* INFORMATION
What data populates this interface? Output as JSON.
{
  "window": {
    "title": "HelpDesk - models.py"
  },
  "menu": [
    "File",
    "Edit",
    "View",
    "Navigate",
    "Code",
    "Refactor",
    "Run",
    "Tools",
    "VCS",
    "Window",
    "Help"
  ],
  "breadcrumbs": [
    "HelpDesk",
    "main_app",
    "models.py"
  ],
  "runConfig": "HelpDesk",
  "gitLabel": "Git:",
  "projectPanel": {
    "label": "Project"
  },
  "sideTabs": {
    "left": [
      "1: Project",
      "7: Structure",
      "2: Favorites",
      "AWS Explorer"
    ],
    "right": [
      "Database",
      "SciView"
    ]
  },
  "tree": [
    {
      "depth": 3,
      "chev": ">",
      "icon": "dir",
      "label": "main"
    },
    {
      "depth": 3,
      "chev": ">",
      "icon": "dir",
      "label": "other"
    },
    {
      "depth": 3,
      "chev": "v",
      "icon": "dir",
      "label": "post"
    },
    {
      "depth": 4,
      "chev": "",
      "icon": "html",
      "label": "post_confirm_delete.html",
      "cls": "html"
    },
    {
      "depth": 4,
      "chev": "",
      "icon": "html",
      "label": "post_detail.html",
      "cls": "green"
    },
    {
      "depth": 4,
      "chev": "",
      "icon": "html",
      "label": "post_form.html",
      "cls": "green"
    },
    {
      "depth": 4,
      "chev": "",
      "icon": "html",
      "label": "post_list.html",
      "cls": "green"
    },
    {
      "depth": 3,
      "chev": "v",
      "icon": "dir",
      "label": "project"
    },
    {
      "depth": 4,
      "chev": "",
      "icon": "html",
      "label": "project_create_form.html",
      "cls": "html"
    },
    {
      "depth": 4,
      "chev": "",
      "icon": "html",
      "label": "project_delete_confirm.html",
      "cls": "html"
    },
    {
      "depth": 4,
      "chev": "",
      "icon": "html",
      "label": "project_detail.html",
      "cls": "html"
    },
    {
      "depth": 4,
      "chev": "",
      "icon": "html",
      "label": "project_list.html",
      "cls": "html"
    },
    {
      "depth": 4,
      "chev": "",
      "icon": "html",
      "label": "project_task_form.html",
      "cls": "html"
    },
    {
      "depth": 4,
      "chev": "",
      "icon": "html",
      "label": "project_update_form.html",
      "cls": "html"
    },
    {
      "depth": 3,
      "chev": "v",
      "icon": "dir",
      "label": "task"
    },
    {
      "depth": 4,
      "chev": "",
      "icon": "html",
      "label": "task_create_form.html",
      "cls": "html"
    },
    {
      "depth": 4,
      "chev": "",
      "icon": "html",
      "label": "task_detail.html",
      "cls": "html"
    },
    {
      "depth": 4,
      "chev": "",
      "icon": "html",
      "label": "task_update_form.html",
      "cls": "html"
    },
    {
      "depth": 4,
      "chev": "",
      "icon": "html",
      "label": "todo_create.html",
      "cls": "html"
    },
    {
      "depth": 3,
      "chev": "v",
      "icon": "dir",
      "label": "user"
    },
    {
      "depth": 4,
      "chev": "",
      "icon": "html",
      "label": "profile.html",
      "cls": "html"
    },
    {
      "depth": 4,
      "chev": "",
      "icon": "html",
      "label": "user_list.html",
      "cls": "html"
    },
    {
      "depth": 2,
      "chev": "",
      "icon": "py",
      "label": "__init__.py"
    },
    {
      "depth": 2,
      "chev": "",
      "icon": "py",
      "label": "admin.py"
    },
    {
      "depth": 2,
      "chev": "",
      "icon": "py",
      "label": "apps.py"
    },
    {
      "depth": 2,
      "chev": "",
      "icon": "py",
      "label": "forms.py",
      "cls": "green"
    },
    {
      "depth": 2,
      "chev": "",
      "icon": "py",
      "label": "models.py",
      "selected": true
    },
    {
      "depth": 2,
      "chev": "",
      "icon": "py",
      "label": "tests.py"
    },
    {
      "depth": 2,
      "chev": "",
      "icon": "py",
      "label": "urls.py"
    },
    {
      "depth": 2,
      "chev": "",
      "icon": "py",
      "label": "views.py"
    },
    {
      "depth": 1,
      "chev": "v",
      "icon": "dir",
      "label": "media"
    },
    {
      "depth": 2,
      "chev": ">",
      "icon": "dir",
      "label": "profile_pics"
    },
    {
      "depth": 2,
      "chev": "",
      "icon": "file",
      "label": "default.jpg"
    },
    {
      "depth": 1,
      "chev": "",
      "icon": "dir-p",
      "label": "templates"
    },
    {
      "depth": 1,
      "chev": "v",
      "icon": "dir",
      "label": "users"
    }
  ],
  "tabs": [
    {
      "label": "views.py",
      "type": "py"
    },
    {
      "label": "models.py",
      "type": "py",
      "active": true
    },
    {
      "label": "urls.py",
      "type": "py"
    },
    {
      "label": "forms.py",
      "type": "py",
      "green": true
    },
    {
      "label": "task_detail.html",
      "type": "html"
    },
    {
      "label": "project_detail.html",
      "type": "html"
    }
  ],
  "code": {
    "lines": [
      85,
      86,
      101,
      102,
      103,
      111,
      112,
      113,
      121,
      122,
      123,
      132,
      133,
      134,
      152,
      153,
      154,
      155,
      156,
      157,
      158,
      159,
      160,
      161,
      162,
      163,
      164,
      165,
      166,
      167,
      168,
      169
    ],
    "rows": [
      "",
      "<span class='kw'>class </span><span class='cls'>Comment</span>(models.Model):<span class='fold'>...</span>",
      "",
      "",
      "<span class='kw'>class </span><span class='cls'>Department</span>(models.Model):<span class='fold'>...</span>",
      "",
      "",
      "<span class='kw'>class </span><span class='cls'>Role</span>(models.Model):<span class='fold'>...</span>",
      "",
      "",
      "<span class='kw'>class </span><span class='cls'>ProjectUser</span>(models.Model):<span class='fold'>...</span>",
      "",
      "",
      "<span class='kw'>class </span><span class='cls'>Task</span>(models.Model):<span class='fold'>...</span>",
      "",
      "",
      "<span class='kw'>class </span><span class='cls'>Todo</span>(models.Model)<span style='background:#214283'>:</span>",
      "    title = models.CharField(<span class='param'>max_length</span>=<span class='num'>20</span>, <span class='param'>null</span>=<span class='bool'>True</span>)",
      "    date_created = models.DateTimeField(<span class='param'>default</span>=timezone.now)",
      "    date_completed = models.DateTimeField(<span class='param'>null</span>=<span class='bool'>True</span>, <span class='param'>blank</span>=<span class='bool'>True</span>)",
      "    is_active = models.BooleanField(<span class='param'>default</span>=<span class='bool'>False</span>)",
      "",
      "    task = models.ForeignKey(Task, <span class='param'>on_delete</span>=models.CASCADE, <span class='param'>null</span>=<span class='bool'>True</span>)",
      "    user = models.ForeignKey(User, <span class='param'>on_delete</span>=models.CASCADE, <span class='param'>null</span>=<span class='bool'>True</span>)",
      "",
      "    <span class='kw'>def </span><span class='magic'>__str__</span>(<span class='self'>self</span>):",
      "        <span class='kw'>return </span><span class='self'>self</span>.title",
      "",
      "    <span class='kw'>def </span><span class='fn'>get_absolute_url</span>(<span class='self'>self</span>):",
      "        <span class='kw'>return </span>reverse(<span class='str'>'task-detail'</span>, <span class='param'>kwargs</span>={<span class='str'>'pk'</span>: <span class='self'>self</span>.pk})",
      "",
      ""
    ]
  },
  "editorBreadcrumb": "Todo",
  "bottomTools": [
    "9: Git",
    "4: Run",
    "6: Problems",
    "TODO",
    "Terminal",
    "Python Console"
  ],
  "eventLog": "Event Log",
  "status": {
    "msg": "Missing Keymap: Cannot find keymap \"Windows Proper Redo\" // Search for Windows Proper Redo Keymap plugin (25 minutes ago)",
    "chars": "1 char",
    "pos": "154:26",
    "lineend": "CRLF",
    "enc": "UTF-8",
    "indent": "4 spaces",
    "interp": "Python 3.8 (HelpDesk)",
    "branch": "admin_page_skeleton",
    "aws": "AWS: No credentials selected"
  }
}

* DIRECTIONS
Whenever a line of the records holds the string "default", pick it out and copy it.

* SOLUTION TO THE PROBLEM
      "label": "default.jpg"
      "    date_created = models.DateTimeField(<span class='param'>default</span>=timezone.now)",
      "    is_active = models.BooleanField(<span class='param'>default</span>=<span class='bool'>False</span>)",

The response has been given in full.